Then, on February 7, just two days after Senate Republicans acquitted him, Trump picked up the phone and called veteran journalist Bob Woodward to tell him there was a deadly new virus spreading around the world. It was airborne, he explained, and was five times "more deadly than even your strenuous flus." "This is deadly stuff," he said. He would not share that information with other Americans, though, continuing to play down the virus in hopes of protecting the economy.

The pandemic, more than 660,000 of us—1 American in 500—have not lived through.

We have, though, lived through the attempts of the former president to rig the 2020 election, the determination of American voters to make their voices heard, the Black Lives Matter protests after the murder of George Floyd, the election of Democrat Joe Biden and Vice President Kamala Harris, and the subsequent refusal of Trump and his loyalists to accept Biden's win.

And we have lived through the unthinkable: an attack on the U.S. Capitol by a mob determined to overrule the results of an election and install their own candidate in the White House. For the first time in our history, the peaceful transfer of power was broken.

Rather than disappearing after the inauguration of President Biden, the reactionary authoritarianism of the former president's supporters has grown stronger. Senate Republicans acquitted Trump for a second time in his second impeachment trial-- this time for incitement of insurrection-- and in Republican-dominated states across the country, legislatures have passed laws to suppress Democratic voting and to put the counting of votes into partisan hands.

We have seen the attempts of Biden and the Democratic-controlled Congress to move America past this dark moment by making coronavirus vaccines widely available and passing the American Rescue Plan to rebuild the economy. We have watched the U.S. withdraw from the longest war in our history, losing 13 military personnel in the exit from Afghanistan that brought out more than 130,000 evacuees.
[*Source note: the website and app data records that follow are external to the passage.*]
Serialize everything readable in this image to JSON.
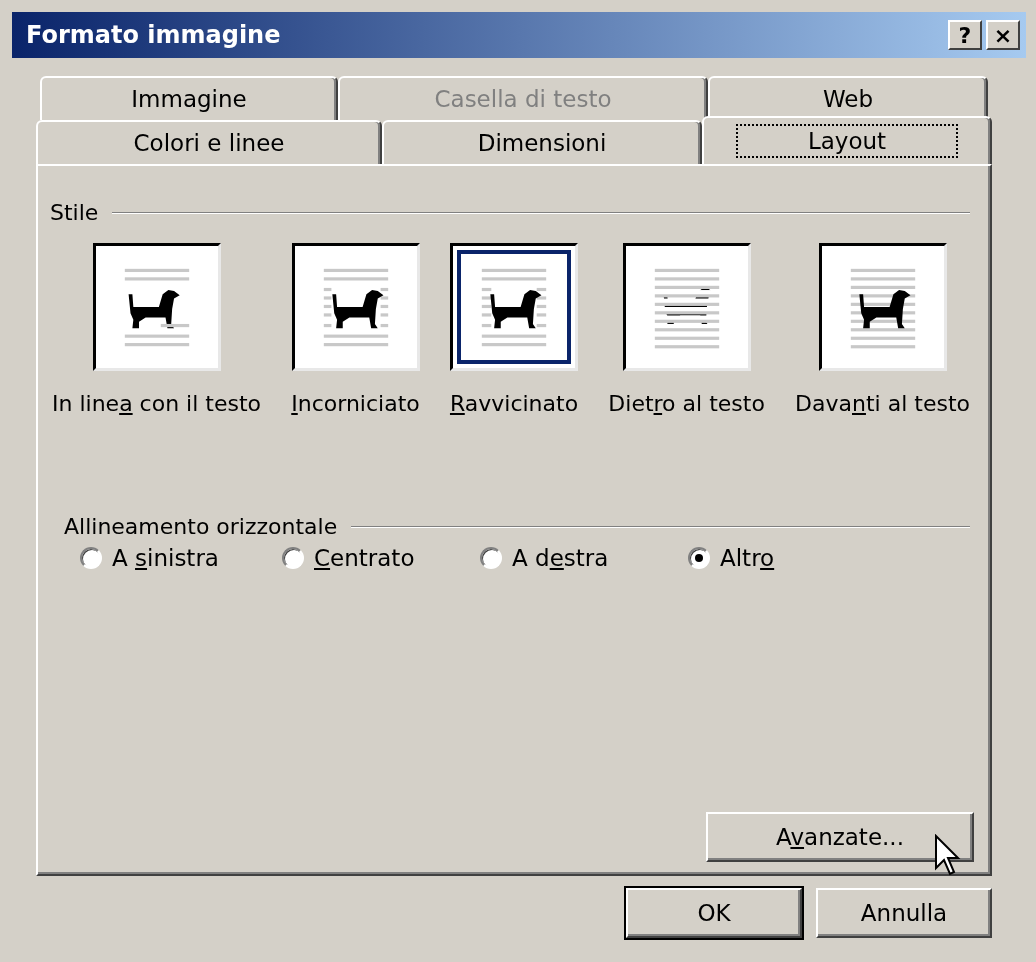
{
  "window": {
    "title": "Formato immagine",
    "title_buttons": [
      "?",
      "×"
    ]
  },
  "tabs_back": [
    {
      "label": "Immagine",
      "selected": false,
      "disabled": false
    },
    {
      "label": "Casella di testo",
      "selected": false,
      "disabled": true
    },
    {
      "label": "Web",
      "selected": false,
      "disabled": false
    }
  ],
  "tabs_front": [
    {
      "label": "Colori e linee",
      "selected": false,
      "disabled": false
    },
    {
      "label": "Dimensioni",
      "selected": false,
      "disabled": false
    },
    {
      "label": "Layout",
      "selected": true,
      "disabled": false
    }
  ],
  "style_group": {
    "title": "Stile",
    "options": [
      {
        "kind": "inline",
        "selected": false,
        "label": {
          "before": "In line",
          "key": "a",
          "after": " con il testo"
        }
      },
      {
        "kind": "square",
        "selected": false,
        "label": {
          "key": "I",
          "after": "ncorniciato"
        }
      },
      {
        "kind": "tight",
        "selected": true,
        "label": {
          "key": "R",
          "after": "avvicinato"
        }
      },
      {
        "kind": "behind",
        "selected": false,
        "label": {
          "before": "Diet",
          "key": "r",
          "after": "o al testo"
        }
      },
      {
        "kind": "front",
        "selected": false,
        "label": {
          "before": "Dava",
          "key": "n",
          "after": "ti al testo"
        }
      }
    ]
  },
  "alignment_group": {
    "title": "Allineamento orizzontale",
    "options": [
      {
        "selected": false,
        "label": {
          "before": "A ",
          "key": "s",
          "after": "inistra"
        }
      },
      {
        "selected": false,
        "label": {
          "key": "C",
          "after": "entrato"
        }
      },
      {
        "selected": false,
        "label": {
          "before": "A d",
          "key": "e",
          "after": "stra"
        }
      },
      {
        "selected": true,
        "label": {
          "before": "Altr",
          "key": "o"
        }
      }
    ]
  },
  "advanced_button": {
    "label": {
      "before": "A",
      "key": "v",
      "after": "anzate..."
    },
    "default": false
  },
  "buttons": [
    {
      "label": {
        "before": "OK"
      },
      "default": true
    },
    {
      "label": {
        "before": "Annulla"
      },
      "default": false
    }
  ]
}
And we are, today, watching the fight over the survival of our democracy.

If you are tired, you have earned the right to be.

And yet, you are still here, reading.
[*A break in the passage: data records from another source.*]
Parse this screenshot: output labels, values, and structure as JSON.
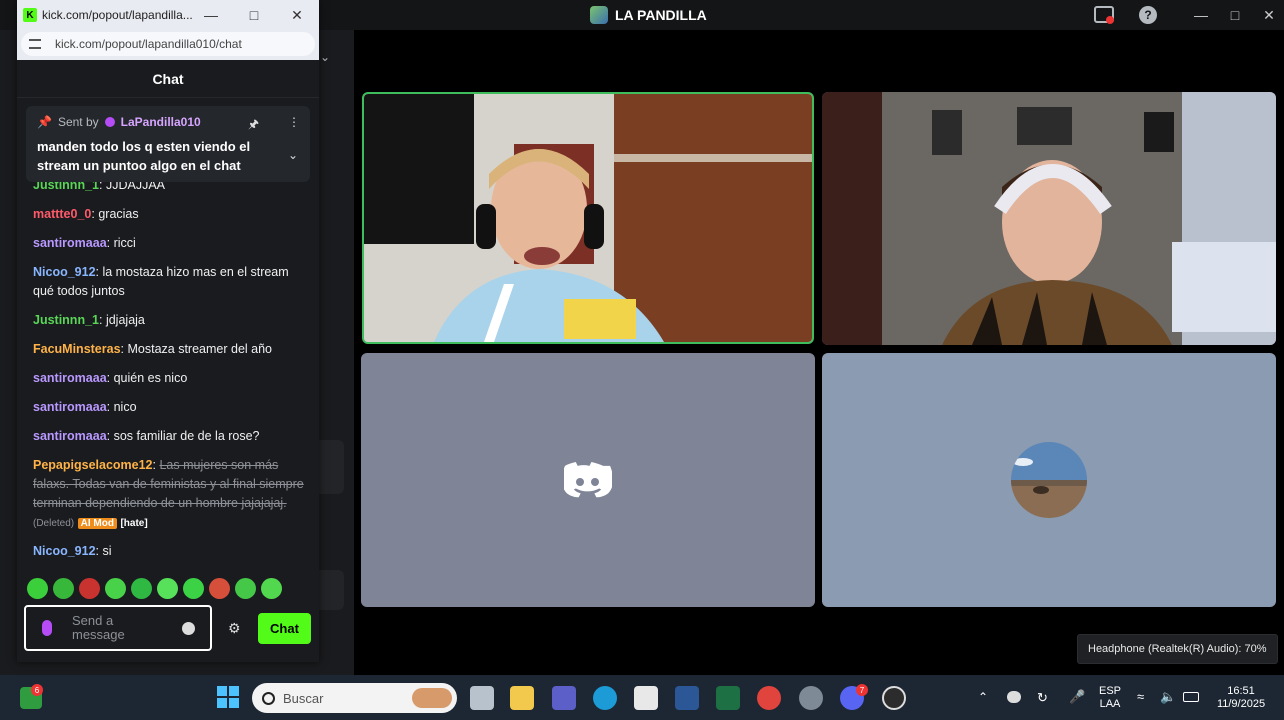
{
  "discord": {
    "server_title": "LA PANDILLA",
    "headphone_tooltip": "Headphone (Realtek(R) Audio): 70%"
  },
  "kick": {
    "window_title": "kick.com/popout/lapandilla...",
    "url": "kick.com/popout/lapandilla010/chat",
    "chat_header": "Chat",
    "pinned": {
      "sent_by_label": "Sent by",
      "user": "LaPandilla010",
      "text": "manden todo los q esten viendo el stream un puntoo algo en el chat"
    },
    "messages": [
      {
        "user": "Justinnn_1",
        "text": "JJDAJJAA",
        "color": "green"
      },
      {
        "user": "mattte0_0",
        "text": "gracias",
        "color": "red"
      },
      {
        "user": "santiromaaa",
        "text": "ricci",
        "color": "purple"
      },
      {
        "user": "Nicoo_912",
        "text": "la mostaza hizo mas en el stream qué todos juntos",
        "color": "blue"
      },
      {
        "user": "Justinnn_1",
        "text": "jdjajaja",
        "color": "green"
      },
      {
        "user": "FacuMinsteras",
        "text": "Mostaza streamer del año",
        "color": "orange"
      },
      {
        "user": "santiromaaa",
        "text": "quién es nico",
        "color": "purple"
      },
      {
        "user": "santiromaaa",
        "text": "nico",
        "color": "purple"
      },
      {
        "user": "santiromaaa",
        "text": "sos familiar de de la rose?",
        "color": "purple"
      },
      {
        "user": "Pepapigselacome12",
        "text": "Las mujeres son más falaxs. Todas van de feministas y al final siempre terminan dependiendo de un hombre jajajajaj.",
        "color": "orange",
        "deleted_tag": "(Deleted)",
        "ai_tag": "AI Mod",
        "hate_tag": "[hate]"
      },
      {
        "user": "Nicoo_912",
        "text": "si",
        "color": "blue"
      }
    ],
    "input_placeholder": "Send a message",
    "chat_button": "Chat"
  },
  "taskbar": {
    "search_label": "Buscar",
    "lang_top": "ESP",
    "lang_bottom": "LAA",
    "time": "16:51",
    "date": "11/9/2025",
    "badges": {
      "app_left": "6",
      "discord": "7"
    }
  },
  "colors": {
    "kick_green": "#53fc18",
    "speaking_border": "#3fbd5c",
    "discord_blurple": "#5865f2"
  }
}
I write these letters because I love America. I am staunchly committed to the principle of human self-determination for people of all races, genders, abilities, and ethnicities, and I believe that American democracy could be the form of government that comes closest to bringing that principle to reality. And I know that achieving that equality depends on a government shaped by fact-based debate rather than by extremist ideology and false narratives.

And so I write.

But I have come to understand that I am simply the translator for the sentiments shared by hundreds of thousands of people who are finding each other and giving voice to the principles of democracy. Your steadfast interest, curiosity, critical thinking, and especially your kindness—to me and to one another—illustrates that we have not only the power, but also the passion, to reinvent our nation.

To those who read these letters, send tips, proofread, criticize, comment, argue, worry, cheer, award medals (!), and support me and one another: I thank you all for taking me along on this wild, unexpected, exhausting, and exhilarating journey.



Stupidity and Ignorance based on cultural defiance, hatred, and fear is not, and cannot be, our destiny.